Copy each line below exactly.

───── SUPPLIED ENTRIES ─────

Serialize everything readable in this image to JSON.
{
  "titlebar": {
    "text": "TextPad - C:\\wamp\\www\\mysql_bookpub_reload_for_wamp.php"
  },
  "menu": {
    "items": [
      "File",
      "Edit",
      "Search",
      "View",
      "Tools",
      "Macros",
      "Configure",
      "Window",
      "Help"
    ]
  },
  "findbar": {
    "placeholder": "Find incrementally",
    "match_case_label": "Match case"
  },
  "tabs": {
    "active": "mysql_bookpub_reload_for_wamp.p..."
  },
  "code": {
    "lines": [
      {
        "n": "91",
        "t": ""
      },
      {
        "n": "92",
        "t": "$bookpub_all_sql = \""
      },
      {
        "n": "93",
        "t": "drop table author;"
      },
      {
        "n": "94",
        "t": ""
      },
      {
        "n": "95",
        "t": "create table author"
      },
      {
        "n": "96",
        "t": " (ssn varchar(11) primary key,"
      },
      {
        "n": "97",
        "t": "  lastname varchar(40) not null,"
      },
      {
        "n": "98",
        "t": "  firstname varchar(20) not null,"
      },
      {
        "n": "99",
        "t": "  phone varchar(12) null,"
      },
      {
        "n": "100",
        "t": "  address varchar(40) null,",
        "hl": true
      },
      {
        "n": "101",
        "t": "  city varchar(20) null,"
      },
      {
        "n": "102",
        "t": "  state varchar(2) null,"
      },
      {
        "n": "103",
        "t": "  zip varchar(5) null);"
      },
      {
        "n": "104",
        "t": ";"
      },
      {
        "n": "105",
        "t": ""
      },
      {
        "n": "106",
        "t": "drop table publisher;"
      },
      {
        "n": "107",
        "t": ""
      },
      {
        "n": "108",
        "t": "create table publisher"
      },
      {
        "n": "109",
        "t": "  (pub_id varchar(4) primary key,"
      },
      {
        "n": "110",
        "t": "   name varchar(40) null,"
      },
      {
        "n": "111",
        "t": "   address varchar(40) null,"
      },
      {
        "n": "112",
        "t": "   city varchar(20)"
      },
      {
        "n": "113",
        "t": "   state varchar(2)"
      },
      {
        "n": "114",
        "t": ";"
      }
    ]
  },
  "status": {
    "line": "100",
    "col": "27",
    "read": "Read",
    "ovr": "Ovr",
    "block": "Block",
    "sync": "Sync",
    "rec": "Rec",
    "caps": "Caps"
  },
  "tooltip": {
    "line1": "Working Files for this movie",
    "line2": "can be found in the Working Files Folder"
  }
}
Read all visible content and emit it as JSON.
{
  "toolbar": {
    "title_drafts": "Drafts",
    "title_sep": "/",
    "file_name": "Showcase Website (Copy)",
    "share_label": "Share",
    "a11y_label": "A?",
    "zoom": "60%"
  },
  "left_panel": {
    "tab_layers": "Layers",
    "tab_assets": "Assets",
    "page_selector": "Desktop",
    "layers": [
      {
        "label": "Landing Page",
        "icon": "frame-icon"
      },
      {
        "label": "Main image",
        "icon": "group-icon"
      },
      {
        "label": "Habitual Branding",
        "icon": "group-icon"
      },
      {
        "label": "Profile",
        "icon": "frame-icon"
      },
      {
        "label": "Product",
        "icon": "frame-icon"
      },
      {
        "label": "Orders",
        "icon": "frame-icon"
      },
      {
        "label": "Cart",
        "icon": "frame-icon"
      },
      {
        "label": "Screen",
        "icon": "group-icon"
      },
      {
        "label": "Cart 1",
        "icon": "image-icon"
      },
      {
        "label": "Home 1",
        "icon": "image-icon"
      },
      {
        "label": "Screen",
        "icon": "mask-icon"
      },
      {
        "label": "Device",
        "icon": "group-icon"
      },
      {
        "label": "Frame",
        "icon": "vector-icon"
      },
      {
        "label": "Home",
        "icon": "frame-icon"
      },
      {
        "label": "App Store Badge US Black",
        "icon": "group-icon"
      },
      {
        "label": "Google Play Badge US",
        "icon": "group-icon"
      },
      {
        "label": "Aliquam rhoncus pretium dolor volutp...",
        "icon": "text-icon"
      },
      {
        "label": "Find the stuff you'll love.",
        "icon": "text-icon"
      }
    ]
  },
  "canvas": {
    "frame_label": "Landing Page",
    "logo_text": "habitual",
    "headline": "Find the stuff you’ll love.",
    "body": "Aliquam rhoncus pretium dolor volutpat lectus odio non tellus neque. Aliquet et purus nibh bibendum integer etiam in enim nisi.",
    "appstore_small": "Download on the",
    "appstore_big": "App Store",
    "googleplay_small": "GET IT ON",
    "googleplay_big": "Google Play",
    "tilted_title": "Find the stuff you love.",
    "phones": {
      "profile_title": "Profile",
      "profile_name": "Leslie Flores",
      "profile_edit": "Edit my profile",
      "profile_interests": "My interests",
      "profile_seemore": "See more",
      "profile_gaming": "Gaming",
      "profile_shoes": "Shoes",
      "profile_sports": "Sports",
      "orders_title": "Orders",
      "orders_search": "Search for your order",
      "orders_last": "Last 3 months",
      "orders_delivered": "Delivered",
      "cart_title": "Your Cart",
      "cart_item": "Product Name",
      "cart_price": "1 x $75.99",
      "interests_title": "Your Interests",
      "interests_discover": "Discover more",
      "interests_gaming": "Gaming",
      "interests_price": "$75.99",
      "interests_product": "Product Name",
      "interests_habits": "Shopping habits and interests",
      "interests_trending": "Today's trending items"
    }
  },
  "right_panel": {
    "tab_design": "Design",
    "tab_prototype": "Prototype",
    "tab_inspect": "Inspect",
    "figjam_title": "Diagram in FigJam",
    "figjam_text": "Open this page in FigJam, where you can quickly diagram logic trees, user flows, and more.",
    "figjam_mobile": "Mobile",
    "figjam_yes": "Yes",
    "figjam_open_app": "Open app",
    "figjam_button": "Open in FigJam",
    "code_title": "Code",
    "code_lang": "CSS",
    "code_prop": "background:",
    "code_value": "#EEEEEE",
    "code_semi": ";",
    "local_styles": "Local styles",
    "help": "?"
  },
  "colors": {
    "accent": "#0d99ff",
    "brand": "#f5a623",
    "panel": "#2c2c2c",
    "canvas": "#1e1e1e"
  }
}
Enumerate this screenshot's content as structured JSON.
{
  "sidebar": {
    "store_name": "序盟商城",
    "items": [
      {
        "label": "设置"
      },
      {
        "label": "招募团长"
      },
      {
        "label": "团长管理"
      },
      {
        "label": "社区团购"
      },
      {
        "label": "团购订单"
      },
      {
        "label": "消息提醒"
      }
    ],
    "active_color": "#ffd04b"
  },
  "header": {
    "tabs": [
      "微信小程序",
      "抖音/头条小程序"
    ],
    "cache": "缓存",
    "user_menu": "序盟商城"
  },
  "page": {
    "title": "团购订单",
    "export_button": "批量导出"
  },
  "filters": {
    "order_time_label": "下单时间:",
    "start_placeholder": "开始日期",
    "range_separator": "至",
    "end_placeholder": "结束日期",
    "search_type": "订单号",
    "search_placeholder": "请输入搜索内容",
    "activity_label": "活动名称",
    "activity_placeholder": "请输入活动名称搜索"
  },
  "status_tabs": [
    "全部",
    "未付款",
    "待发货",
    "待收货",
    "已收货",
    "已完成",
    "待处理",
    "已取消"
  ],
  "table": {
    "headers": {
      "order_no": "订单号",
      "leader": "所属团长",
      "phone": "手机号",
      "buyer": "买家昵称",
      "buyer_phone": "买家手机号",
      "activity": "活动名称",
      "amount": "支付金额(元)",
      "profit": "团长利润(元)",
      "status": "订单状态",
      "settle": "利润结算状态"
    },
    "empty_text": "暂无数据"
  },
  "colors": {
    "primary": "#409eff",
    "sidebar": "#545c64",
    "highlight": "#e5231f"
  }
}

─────

### COMPLETED EXERCISE
Serialize everything readable in this image to JSON.
{
  "titlebar": {
    "text": "TextPad - C:\\wamp\\www\\mysql_bookpub_reload_for_wamp.php"
  },
  "menu": {
    "items": [
      "File",
      "Edit",
      "Search",
      "View",
      "Tools",
      "Macros",
      "Configure",
      "Window",
      "Help"
    ]
  },
  "findbar": {
    "placeholder": "Find incrementally",
    "match_case_label": "Match case"
  },
  "tabs": {
    "active": "mysql_bookpub_reload_for_wamp.p..."
  },
  "code": {
    "lines": [
      {
        "n": "91",
        "t": ""
      },
      {
        "n": "92",
        "t": "$bookpub_all_sql = \""
      },
      {
        "n": "93",
        "t": "drop table author;"
      },
      {
        "n": "94",
        "t": ""
      },
      {
        "n": "95",
        "t": "create table author"
      },
      {
        "n": "96",
        "t": " (ssn varchar(11) primary key,"
      },
      {
        "n": "97",
        "t": "  lastname varchar(40) not null,"
      },
      {
        "n": "98",
        "t": "  firstname varchar(20) not null,"
      },
      {
        "n": "99",
        "t": "  phone varchar(12) null,"
      },
      {
        "n": "100",
        "t": "  address varchar(40) null,",
        "hl": true
      },
      {
        "n": "101",
        "t": "  city varchar(20) null,"
      },
      {
        "n": "102",
        "t": "  state varchar(2) null,"
      },
      {
        "n": "103",
        "t": "  zip varchar(5) null);"
      },
      {
        "n": "104",
        "t": ";"
      },
      {
        "n": "105",
        "t": ""
      },
      {
        "n": "106",
        "t": "drop table publisher;"
      },
      {
        "n": "107",
        "t": ""
      },
      {
        "n": "108",
        "t": "create table publisher"
      },
      {
        "n": "109",
        "t": "  (pub_id varchar(4) primary key,"
      },
      {
        "n": "110",
        "t": "   name varchar(40) null,"
      },
      {
        "n": "111",
        "t": "   address varchar(40) null,"
      },
      {
        "n": "112",
        "t": "   city varchar(20)"
      },
      {
        "n": "113",
        "t": "   state varchar(2)"
      },
      {
        "n": "114",
        "t": ";"
      }
    ]
  },
  "status": {
    "line": "100",
    "col": "27",
    "read": "Read",
    "ovr": "Ovr",
    "block": "Block",
    "sync": "Sync",
    "rec": "Rec",
    "caps": "Caps"
  },
  "tooltip": {
    "line1": "Working Files for this movie",
    "line2": "can be found in the Working Files Folder"
  }
}
Read all visible content and emit it as JSON.
{
  "toolbar": {
    "title_drafts": "Drafts",
    "title_sep": "/",
    "file_name": "Showcase Website (Copy)",
    "share_label": "Share",
    "a11y_label": "A?",
    "zoom": "60%"
  },
  "left_panel": {
    "tab_layers": "Layers",
    "tab_assets": "Assets",
    "page_selector": "Desktop",
    "layers": [
      {
        "label": "Landing Page",
        "icon": "frame-icon"
      },
      {
        "label": "Main image",
        "icon": "group-icon"
      },
      {
        "label": "Habitual Branding",
        "icon": "group-icon"
      },
      {
        "label": "Profile",
        "icon": "frame-icon"
      },
      {
        "label": "Product",
        "icon": "frame-icon"
      },
      {
        "label": "Orders",
        "icon": "frame-icon"
      },
      {
        "label": "Cart",
        "icon": "frame-icon"
      },
      {
        "label": "Screen",
        "icon": "group-icon"
      },
      {
        "label": "Cart 1",
        "icon": "image-icon"
      },
      {
        "label": "Home 1",
        "icon": "image-icon"
      },
      {
        "label": "Screen",
        "icon": "mask-icon"
      },
      {
        "label": "Device",
        "icon": "group-icon"
      },
      {
        "label": "Frame",
        "icon": "vector-icon"
      },
      {
        "label": "Home",
        "icon": "frame-icon"
      },
      {
        "label": "App Store Badge US Black",
        "icon": "group-icon"
      },
      {
        "label": "Google Play Badge US",
        "icon": "group-icon"
      },
      {
        "label": "Aliquam rhoncus pretium dolor volutp...",
        "icon": "text-icon"
      },
      {
        "label": "Find the stuff you'll love.",
        "icon": "text-icon"
      }
    ]
  },
  "canvas": {
    "frame_label": "Landing Page",
    "logo_text": "habitual",
    "headline": "Find the stuff you’ll love.",
    "body": "Aliquam rhoncus pretium dolor volutpat lectus odio non tellus neque. Aliquet et purus nibh bibendum integer etiam in enim nisi.",
    "appstore_small": "Download on the",
    "appstore_big": "App Store",
    "googleplay_small": "GET IT ON",
    "googleplay_big": "Google Play",
    "tilted_title": "Find the stuff you love.",
    "phones": {
      "profile_title": "Profile",
      "profile_name": "Leslie Flores",
      "profile_edit": "Edit my profile",
      "profile_interests": "My interests",
      "profile_seemore": "See more",
      "profile_gaming": "Gaming",
      "profile_shoes": "Shoes",
      "profile_sports": "Sports",
      "orders_title": "Orders",
      "orders_search": "Search for your order",
      "orders_last": "Last 3 months",
      "orders_delivered": "Delivered",
      "cart_title": "Your Cart",
      "cart_item": "Product Name",
      "cart_price": "1 x $75.99",
      "interests_title": "Your Interests",
      "interests_discover": "Discover more",
      "interests_gaming": "Gaming",
      "interests_price": "$75.99",
      "interests_product": "Product Name",
      "interests_habits": "Shopping habits and interests",
      "interests_trending": "Today's trending items"
    }
  },
  "right_panel": {
    "tab_design": "Design",
    "tab_prototype": "Prototype",
    "tab_inspect": "Inspect",
    "figjam_title": "Diagram in FigJam",
    "figjam_text": "Open this page in FigJam, where you can quickly diagram logic trees, user flows, and more.",
    "figjam_mobile": "Mobile",
    "figjam_yes": "Yes",
    "figjam_open_app": "Open app",
    "figjam_button": "Open in FigJam",
    "code_title": "Code",
    "code_lang": "CSS",
    "code_prop": "background:",
    "code_value": "#EEEEEE",
    "code_semi": ";",
    "local_styles": "Local styles",
    "help": "?"
  },
  "colors": {
    "accent": "#0d99ff",
    "brand": "#f5a623",
    "panel": "#2c2c2c",
    "canvas": "#1e1e1e"
  }
}
Enumerate this screenshot's content as structured JSON.
{
  "sidebar": {
    "store_name": "序盟商城",
    "items": [
      {
        "label": "设置"
      },
      {
        "label": "招募团长"
      },
      {
        "label": "团长管理"
      },
      {
        "label": "社区团购"
      },
      {
        "label": "团购订单"
      },
      {
        "label": "消息提醒"
      }
    ],
    "active_color": "#ffd04b"
  },
  "header": {
    "tabs": [
      "微信小程序",
      "抖音/头条小程序"
    ],
    "cache": "缓存",
    "user_menu": "序盟商城"
  },
  "page": {
    "title": "团购订单",
    "export_button": "批量导出"
  },
  "filters": {
    "order_time_label": "下单时间:",
    "start_placeholder": "开始日期",
    "range_separator": "至",
    "end_placeholder": "结束日期",
    "search_type": "订单号",
    "search_placeholder": "请输入搜索内容",
    "activity_label": "活动名称",
    "activity_placeholder": "请输入活动名称搜索"
  },
  "status_tabs": [
    "全部",
    "未付款",
    "待发货",
    "待收货",
    "已收货",
    "已完成",
    "待处理",
    "已取消"
  ],
  "table": {
    "headers": {
      "order_no": "订单号",
      "leader": "所属团长",
      "phone": "手机号",
      "buyer": "买家昵称",
      "buyer_phone": "买家手机号",
      "activity": "活动名称",
      "amount": "支付金额(元)",
      "profit": "团长利润(元)",
      "status": "订单状态",
      "settle": "利润结算状态"
    },
    "empty_text": "暂无数据"
  },
  "colors": {
    "primary": "#409eff",
    "sidebar": "#545c64",
    "highlight": "#e5231f"
  }
}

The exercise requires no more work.